◆ **WORK INSTRUCTION**
Copy the records below exactly, leaving out any pictures.

Website and app data records
Start of Block
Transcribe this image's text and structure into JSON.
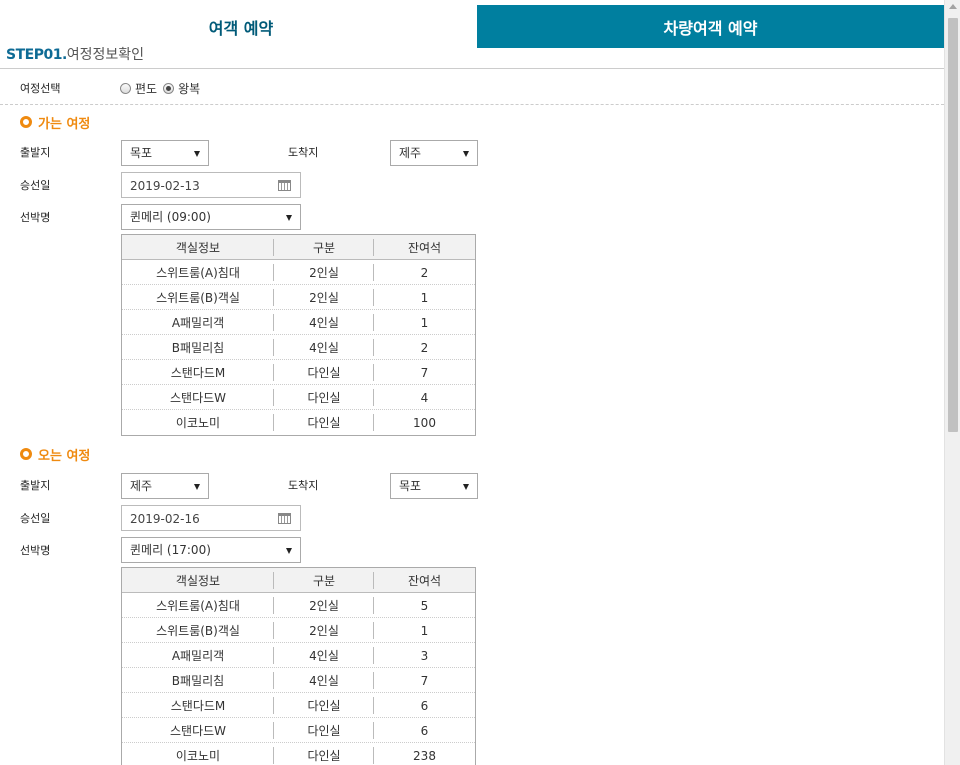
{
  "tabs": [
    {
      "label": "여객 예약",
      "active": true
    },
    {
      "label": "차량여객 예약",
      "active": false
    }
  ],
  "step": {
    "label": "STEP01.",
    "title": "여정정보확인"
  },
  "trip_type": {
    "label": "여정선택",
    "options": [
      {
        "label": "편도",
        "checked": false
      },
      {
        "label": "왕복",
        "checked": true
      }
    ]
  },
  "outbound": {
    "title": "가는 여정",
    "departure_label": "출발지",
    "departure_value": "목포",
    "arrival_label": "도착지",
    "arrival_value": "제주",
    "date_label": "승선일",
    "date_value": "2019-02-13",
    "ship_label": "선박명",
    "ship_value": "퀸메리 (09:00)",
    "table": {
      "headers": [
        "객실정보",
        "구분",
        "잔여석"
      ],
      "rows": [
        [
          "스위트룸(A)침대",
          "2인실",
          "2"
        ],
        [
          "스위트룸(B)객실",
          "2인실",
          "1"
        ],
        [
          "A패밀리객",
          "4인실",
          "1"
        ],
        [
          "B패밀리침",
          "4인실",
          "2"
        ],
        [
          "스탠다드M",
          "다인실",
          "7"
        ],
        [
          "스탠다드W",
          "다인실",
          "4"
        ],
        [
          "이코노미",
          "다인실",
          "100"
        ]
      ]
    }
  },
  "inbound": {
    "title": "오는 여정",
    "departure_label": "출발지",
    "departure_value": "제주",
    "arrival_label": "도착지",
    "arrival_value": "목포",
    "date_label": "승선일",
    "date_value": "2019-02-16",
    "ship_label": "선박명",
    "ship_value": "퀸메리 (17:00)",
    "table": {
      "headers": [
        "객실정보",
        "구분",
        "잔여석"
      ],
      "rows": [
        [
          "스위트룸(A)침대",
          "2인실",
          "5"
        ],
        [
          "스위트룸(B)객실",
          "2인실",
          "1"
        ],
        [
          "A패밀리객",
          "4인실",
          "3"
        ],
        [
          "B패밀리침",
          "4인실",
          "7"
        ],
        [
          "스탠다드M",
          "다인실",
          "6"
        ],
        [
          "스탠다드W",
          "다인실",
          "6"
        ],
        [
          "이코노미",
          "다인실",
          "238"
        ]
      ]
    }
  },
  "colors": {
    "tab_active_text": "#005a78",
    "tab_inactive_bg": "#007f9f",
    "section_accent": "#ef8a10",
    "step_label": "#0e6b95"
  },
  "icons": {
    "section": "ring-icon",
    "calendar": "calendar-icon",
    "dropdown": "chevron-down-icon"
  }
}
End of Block
◆ **WRITTEN RESPONSE**
Transcribe this image's text and structure into JSON.
{
  "tabs": [
    {
      "label": "여객 예약",
      "active": true
    },
    {
      "label": "차량여객 예약",
      "active": false
    }
  ],
  "step": {
    "label": "STEP01.",
    "title": "여정정보확인"
  },
  "trip_type": {
    "label": "여정선택",
    "options": [
      {
        "label": "편도",
        "checked": false
      },
      {
        "label": "왕복",
        "checked": true
      }
    ]
  },
  "outbound": {
    "title": "가는 여정",
    "departure_label": "출발지",
    "departure_value": "목포",
    "arrival_label": "도착지",
    "arrival_value": "제주",
    "date_label": "승선일",
    "date_value": "2019-02-13",
    "ship_label": "선박명",
    "ship_value": "퀸메리 (09:00)",
    "table": {
      "headers": [
        "객실정보",
        "구분",
        "잔여석"
      ],
      "rows": [
        [
          "스위트룸(A)침대",
          "2인실",
          "2"
        ],
        [
          "스위트룸(B)객실",
          "2인실",
          "1"
        ],
        [
          "A패밀리객",
          "4인실",
          "1"
        ],
        [
          "B패밀리침",
          "4인실",
          "2"
        ],
        [
          "스탠다드M",
          "다인실",
          "7"
        ],
        [
          "스탠다드W",
          "다인실",
          "4"
        ],
        [
          "이코노미",
          "다인실",
          "100"
        ]
      ]
    }
  },
  "inbound": {
    "title": "오는 여정",
    "departure_label": "출발지",
    "departure_value": "제주",
    "arrival_label": "도착지",
    "arrival_value": "목포",
    "date_label": "승선일",
    "date_value": "2019-02-16",
    "ship_label": "선박명",
    "ship_value": "퀸메리 (17:00)",
    "table": {
      "headers": [
        "객실정보",
        "구분",
        "잔여석"
      ],
      "rows": [
        [
          "스위트룸(A)침대",
          "2인실",
          "5"
        ],
        [
          "스위트룸(B)객실",
          "2인실",
          "1"
        ],
        [
          "A패밀리객",
          "4인실",
          "3"
        ],
        [
          "B패밀리침",
          "4인실",
          "7"
        ],
        [
          "스탠다드M",
          "다인실",
          "6"
        ],
        [
          "스탠다드W",
          "다인실",
          "6"
        ],
        [
          "이코노미",
          "다인실",
          "238"
        ]
      ]
    }
  },
  "colors": {
    "tab_active_text": "#005a78",
    "tab_inactive_bg": "#007f9f",
    "section_accent": "#ef8a10",
    "step_label": "#0e6b95"
  },
  "icons": {
    "section": "ring-icon",
    "calendar": "calendar-icon",
    "dropdown": "chevron-down-icon"
  }
}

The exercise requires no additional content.